The real-life Bubble Boy was David Vetter, a boy born with a severely compromised immune system. He was placed in a safe environment 20 seconds after he was born (his older brother passed away from the same condition at just 7 months) and spent the next 12 years of his life in similar environments.

A bone marrow transplant that was supposed to help or cure him ended up having the opposite effect – an undetected Epstein-Barr virus cost him his life.

#5. That line Bentsen gave Quayle. (The Phone Message)

It comes quick, but George describes his blank expression and failure to come up with a response as “how Quayle looked when Bentsen gave him that Kennedy line.”

It’s referring to a Vice Presidential debate between Dan Quayle and Lloyd Bentsen, in which, after Quayle compared his experience to Kennedy’s, Bentsen replied “I knew Jack Kennedy. Jack Kennedy was a friend of mine. Senator, you’re no Jack Kennedy.”


#4. “Wait, there is one way to find out. We set up a sting. You know like Abscam. Like Abscam Jerry.” (The Sniffing Accountant)

Jerry and George suspect their accountant might be pilfering cash to buy drugs. The reference is Abscam, a code name for a two-year FBI operation that unearthed political corruption that infiltrated the highest levels of American government.

You might have seen American Hustle, a dramatization of the sting.

#3. “Maybe the dingo ate your baby.” (The Stranded)

Elaine is bored at a party, but the reference isn’t actually funny at all.
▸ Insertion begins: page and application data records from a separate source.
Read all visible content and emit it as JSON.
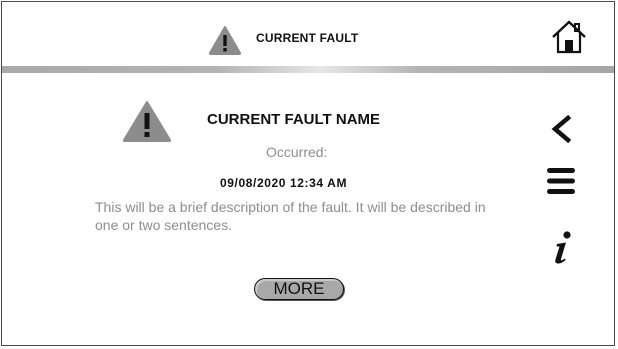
{
  "header": {
    "title": "CURRENT FAULT",
    "warning_icon": "warning-triangle-icon",
    "home_icon": "home-icon"
  },
  "fault": {
    "name": "CURRENT FAULT NAME",
    "occurred_label": "Occurred:",
    "timestamp": "09/08/2020 12:34 AM",
    "description": "This will be a brief description of the fault. It will be described in one or two sentences.",
    "icon": "warning-triangle-icon"
  },
  "actions": {
    "more_label": "MORE"
  },
  "side_nav": {
    "back_icon": "chevron-left-icon",
    "menu_icon": "hamburger-menu-icon",
    "info_icon": "info-icon"
  },
  "colors": {
    "icon_gray": "#8c8c8c",
    "text_dark": "#111111",
    "text_gray": "#8e8e8e",
    "button_gray": "#a8a8a8"
  }
}
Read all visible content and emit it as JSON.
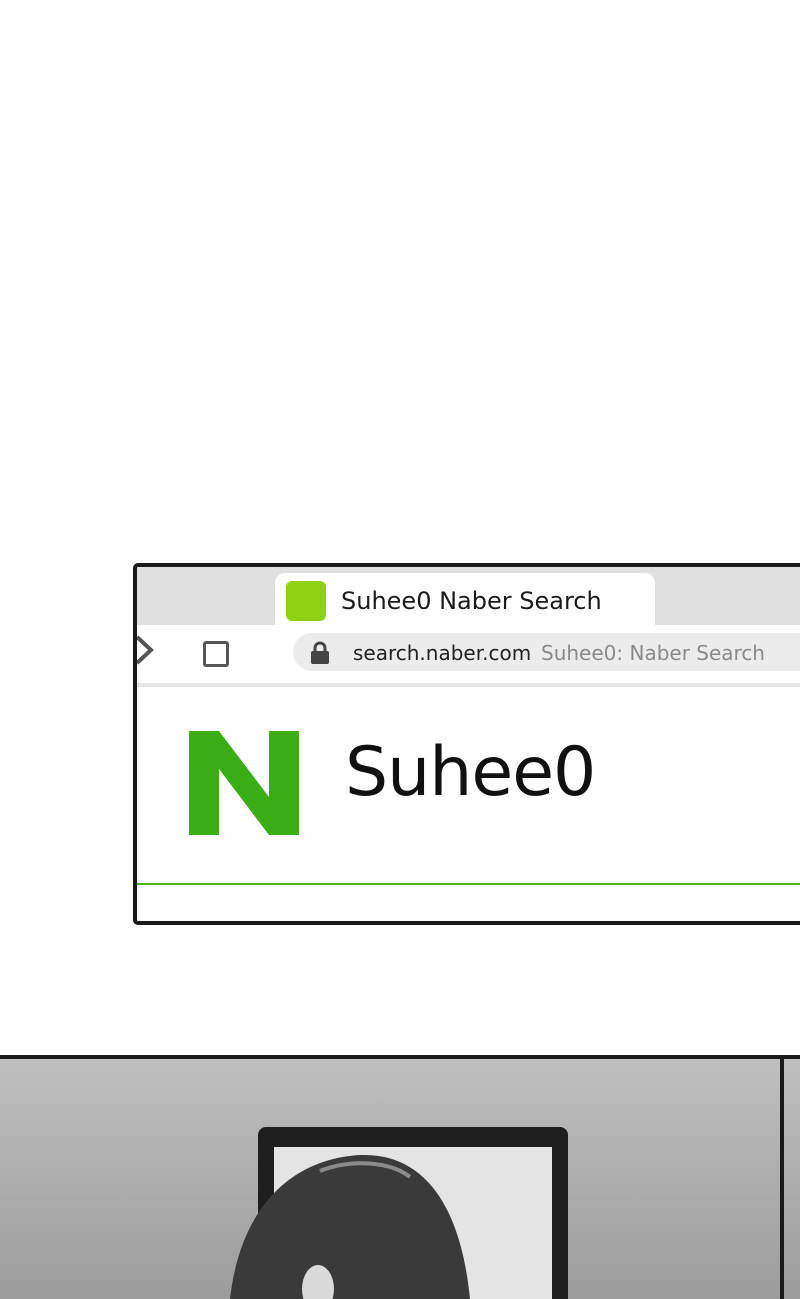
{
  "browser": {
    "tab": {
      "title": "Suhee0 Naber Search",
      "favicon_icon": "square-favicon-icon",
      "favicon_color": "#8fd213"
    },
    "toolbar": {
      "forward_icon": "chevron-right-icon",
      "stop_icon": "square-stop-icon"
    },
    "address_bar": {
      "lock_icon": "lock-icon",
      "url": "search.naber.com",
      "page_title": "Suhee0: Naber Search"
    },
    "content": {
      "logo_letter": "N",
      "logo_color": "#3aac14",
      "query": "Suhee0",
      "underline_color": "#4ab31d"
    }
  }
}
Most people know it from Meryl Streep screaming it in A Cry in the Dark, but the incident really happened – a two-month old Australian baby was allegedly snatched and killed by a wild dog while the family was camping.

Her mother cried out “A dingo has got my baby!” and despite her account, the mother was arrested for the baby’s murder.

The conviction was later overturned.

#2. “By Mennen!’” (The Chicken Roaster)

George uses the catching jingle for Mennen, comparing it to himself – at first it’s annoying, then it gets into your head and suddenly you’re humming it in the shower.

#1. “Besides, you had a summer ‘me’. Whitey Fisk, the guy who snuck you into Last Tango in Paris.”
“I made him up.”
“So you never saw Last Tango in Paris?”
“Too bad. It was erotic.” (The Junk Mail)


48-year-old Marlon Brando romanced 19-year-old Maria Schnieder in the X-rated movie, and ABC news anchor Harry Reasoner called the film “pornography disguised as art.”

Go and enjoy, newbies. As for me? It’s time for a rewatch.